Takia-ye Dawlat, the Royal Theater in Tehran, was the most famous of all the ta'zia performance spaces. Built in the 1870s by Naser al-Din Shah Qajar, the Royal Theater's sumptuous magnificence surpassed that of Europe's greatest opera houses in the opinion of many Western visitors.[15] This takia was later destroyed by Reza Shah.


See also
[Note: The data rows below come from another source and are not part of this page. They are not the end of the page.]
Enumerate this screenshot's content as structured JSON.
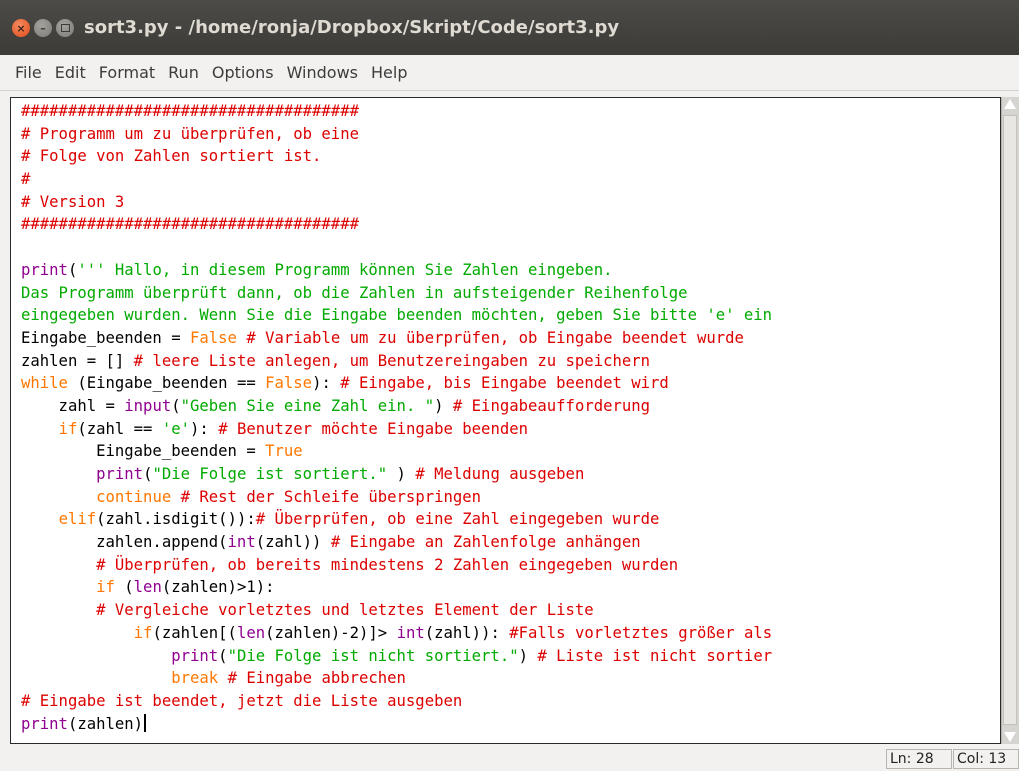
{
  "window": {
    "title": "sort3.py - /home/ronja/Dropbox/Skript/Code/sort3.py",
    "buttons": {
      "close": "×",
      "minimize": "–"
    }
  },
  "menu": {
    "items": [
      "File",
      "Edit",
      "Format",
      "Run",
      "Options",
      "Windows",
      "Help"
    ]
  },
  "colors": {
    "comment": "#dd0000",
    "builtin": "#900090",
    "keyword": "#ff7700",
    "string": "#00aa00",
    "default": "#000000"
  },
  "editor": {
    "lines": [
      [
        {
          "t": "comment",
          "v": "####################################"
        }
      ],
      [
        {
          "t": "comment",
          "v": "# Programm um zu überprüfen, ob eine"
        }
      ],
      [
        {
          "t": "comment",
          "v": "# Folge von Zahlen sortiert ist."
        }
      ],
      [
        {
          "t": "comment",
          "v": "#"
        }
      ],
      [
        {
          "t": "comment",
          "v": "# Version 3"
        }
      ],
      [
        {
          "t": "comment",
          "v": "####################################"
        }
      ],
      [],
      [
        {
          "t": "builtin",
          "v": "print"
        },
        {
          "t": "plain",
          "v": "("
        },
        {
          "t": "string",
          "v": "''' Hallo, in diesem Programm können Sie Zahlen eingeben."
        }
      ],
      [
        {
          "t": "string",
          "v": "Das Programm überprüft dann, ob die Zahlen in aufsteigender Reihenfolge"
        }
      ],
      [
        {
          "t": "string",
          "v": "eingegeben wurden. Wenn Sie die Eingabe beenden möchten, geben Sie bitte 'e' ein"
        }
      ],
      [
        {
          "t": "plain",
          "v": "Eingabe_beenden = "
        },
        {
          "t": "keyword",
          "v": "False"
        },
        {
          "t": "plain",
          "v": " "
        },
        {
          "t": "comment",
          "v": "# Variable um zu überprüfen, ob Eingabe beendet wurde"
        }
      ],
      [
        {
          "t": "plain",
          "v": "zahlen = [] "
        },
        {
          "t": "comment",
          "v": "# leere Liste anlegen, um Benutzereingaben zu speichern"
        }
      ],
      [
        {
          "t": "keyword",
          "v": "while"
        },
        {
          "t": "plain",
          "v": " (Eingabe_beenden == "
        },
        {
          "t": "keyword",
          "v": "False"
        },
        {
          "t": "plain",
          "v": "): "
        },
        {
          "t": "comment",
          "v": "# Eingabe, bis Eingabe beendet wird"
        }
      ],
      [
        {
          "t": "plain",
          "v": "    zahl = "
        },
        {
          "t": "builtin",
          "v": "input"
        },
        {
          "t": "plain",
          "v": "("
        },
        {
          "t": "string",
          "v": "\"Geben Sie eine Zahl ein. \""
        },
        {
          "t": "plain",
          "v": ") "
        },
        {
          "t": "comment",
          "v": "# Eingabeaufforderung"
        }
      ],
      [
        {
          "t": "plain",
          "v": "    "
        },
        {
          "t": "keyword",
          "v": "if"
        },
        {
          "t": "plain",
          "v": "(zahl == "
        },
        {
          "t": "string",
          "v": "'e'"
        },
        {
          "t": "plain",
          "v": "): "
        },
        {
          "t": "comment",
          "v": "# Benutzer möchte Eingabe beenden"
        }
      ],
      [
        {
          "t": "plain",
          "v": "        Eingabe_beenden = "
        },
        {
          "t": "keyword",
          "v": "True"
        }
      ],
      [
        {
          "t": "plain",
          "v": "        "
        },
        {
          "t": "builtin",
          "v": "print"
        },
        {
          "t": "plain",
          "v": "("
        },
        {
          "t": "string",
          "v": "\"Die Folge ist sortiert.\""
        },
        {
          "t": "plain",
          "v": " ) "
        },
        {
          "t": "comment",
          "v": "# Meldung ausgeben"
        }
      ],
      [
        {
          "t": "plain",
          "v": "        "
        },
        {
          "t": "keyword",
          "v": "continue"
        },
        {
          "t": "plain",
          "v": " "
        },
        {
          "t": "comment",
          "v": "# Rest der Schleife überspringen"
        }
      ],
      [
        {
          "t": "plain",
          "v": "    "
        },
        {
          "t": "keyword",
          "v": "elif"
        },
        {
          "t": "plain",
          "v": "(zahl.isdigit()):"
        },
        {
          "t": "comment",
          "v": "# Überprüfen, ob eine Zahl eingegeben wurde"
        }
      ],
      [
        {
          "t": "plain",
          "v": "        zahlen.append("
        },
        {
          "t": "builtin",
          "v": "int"
        },
        {
          "t": "plain",
          "v": "(zahl)) "
        },
        {
          "t": "comment",
          "v": "# Eingabe an Zahlenfolge anhängen"
        }
      ],
      [
        {
          "t": "plain",
          "v": "        "
        },
        {
          "t": "comment",
          "v": "# Überprüfen, ob bereits mindestens 2 Zahlen eingegeben wurden"
        }
      ],
      [
        {
          "t": "plain",
          "v": "        "
        },
        {
          "t": "keyword",
          "v": "if"
        },
        {
          "t": "plain",
          "v": " ("
        },
        {
          "t": "builtin",
          "v": "len"
        },
        {
          "t": "plain",
          "v": "(zahlen)>1):"
        }
      ],
      [
        {
          "t": "plain",
          "v": "        "
        },
        {
          "t": "comment",
          "v": "# Vergleiche vorletztes und letztes Element der Liste"
        }
      ],
      [
        {
          "t": "plain",
          "v": "            "
        },
        {
          "t": "keyword",
          "v": "if"
        },
        {
          "t": "plain",
          "v": "(zahlen[("
        },
        {
          "t": "builtin",
          "v": "len"
        },
        {
          "t": "plain",
          "v": "(zahlen)-2)]> "
        },
        {
          "t": "builtin",
          "v": "int"
        },
        {
          "t": "plain",
          "v": "(zahl)): "
        },
        {
          "t": "comment",
          "v": "#Falls vorletztes größer als"
        }
      ],
      [
        {
          "t": "plain",
          "v": "                "
        },
        {
          "t": "builtin",
          "v": "print"
        },
        {
          "t": "plain",
          "v": "("
        },
        {
          "t": "string",
          "v": "\"Die Folge ist nicht sortiert.\""
        },
        {
          "t": "plain",
          "v": ") "
        },
        {
          "t": "comment",
          "v": "# Liste ist nicht sortier"
        }
      ],
      [
        {
          "t": "plain",
          "v": "                "
        },
        {
          "t": "keyword",
          "v": "break"
        },
        {
          "t": "plain",
          "v": " "
        },
        {
          "t": "comment",
          "v": "# Eingabe abbrechen"
        }
      ],
      [
        {
          "t": "comment",
          "v": "# Eingabe ist beendet, jetzt die Liste ausgeben"
        }
      ],
      [
        {
          "t": "builtin",
          "v": "print"
        },
        {
          "t": "plain",
          "v": "(zahlen)"
        }
      ]
    ],
    "caret_line": 28
  },
  "status": {
    "line": "Ln: 28",
    "col": "Col: 13"
  }
}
  1. ^ Alizadeh, Farideh; Hashim, Mohd Nasir (2016). "When the attraction of Ta’ziyeh is diminished, the community should inevitably find a suitable replacement for it". Taylor & Francis, Cogent Arts & Humanities. 3 (1). doi:10.1080/23311983.2016.1190482. 
  2. ^ Alizadeh, Farideh; Hashim, Mohd Nasir (2016). Ta'ziyeh-influenced Theate. ISBN 978-1519731791. doi:10.6084/m9.figshare.3511154 & doi:10.5281/zenodo.59379.svg
  3. ^ Iranian performance of Beethoven's 9th Symphony (BBC Persian)
  4. ^ Iranian Theater Propagates Shiism
  5. ^ a b c Reza Masoudi Nejad (2015). Peter van der Veer, ed. Handbook of Religion and the Asian City: Aspiration and Urbanization in the Twenty-First Century. University of California Press. pp. 89–105. ISBN 978-0-520-96108-1. 
  6. ^ Specifically, Trinidad Sentinel 6 August 1857. Also, Original Correspondence of the British Colonial Office in London (C.O. 884/4, Hamilton Report into the Carnival Riots, p.18
  7. ^ Peasants in the Pacific: a study of Fiji Indian rural society By Adrian C. Mayer
  8. ^ Jihad in Trinidad and Tobago, July 27, 1990 By Daurius Figueira
  9. ^ Korom, Frank J. (2003). Hosay Trinidad: Muharram Performances in an Indo-Caribbean Diaspora. University of Pennsylvania Press, Philadelphia. ISBN 0-8122-3683-1. 
  10. ^ Shankar, Guha (2003) Imagining India(ns): Cultural Performances and Diaspora Politics in Jamaica. Ph.D. Dissertation, University of Texas, Austin pdf
  11. ^ Bachyul Jb, Syofiardi (2006-03-01). "'Tabuik' festival: From a religious event to tourism". The Jakarta Post. Retrieved 2007-01-27. 
  12. ^ Beyond Hindu and Muslim: Multiple Identity in Narratives from Village India By Peter Gottschalk, Wendy Doniger
  13. ^ Toleration through the ages By Kālīpada Mālākāra
  14. ^ Shabnum Tejani (2008). Indian Secularism: A Social and Intellectual History, 1890-1950. Indiana University Press. pp. 58–61. ISBN 0-253-22044-0. 
  15. ^ a b "THE PASSION OF HOSAYN". Encyclopedia of Iranica. Retrieved 2008-01-19. 


External links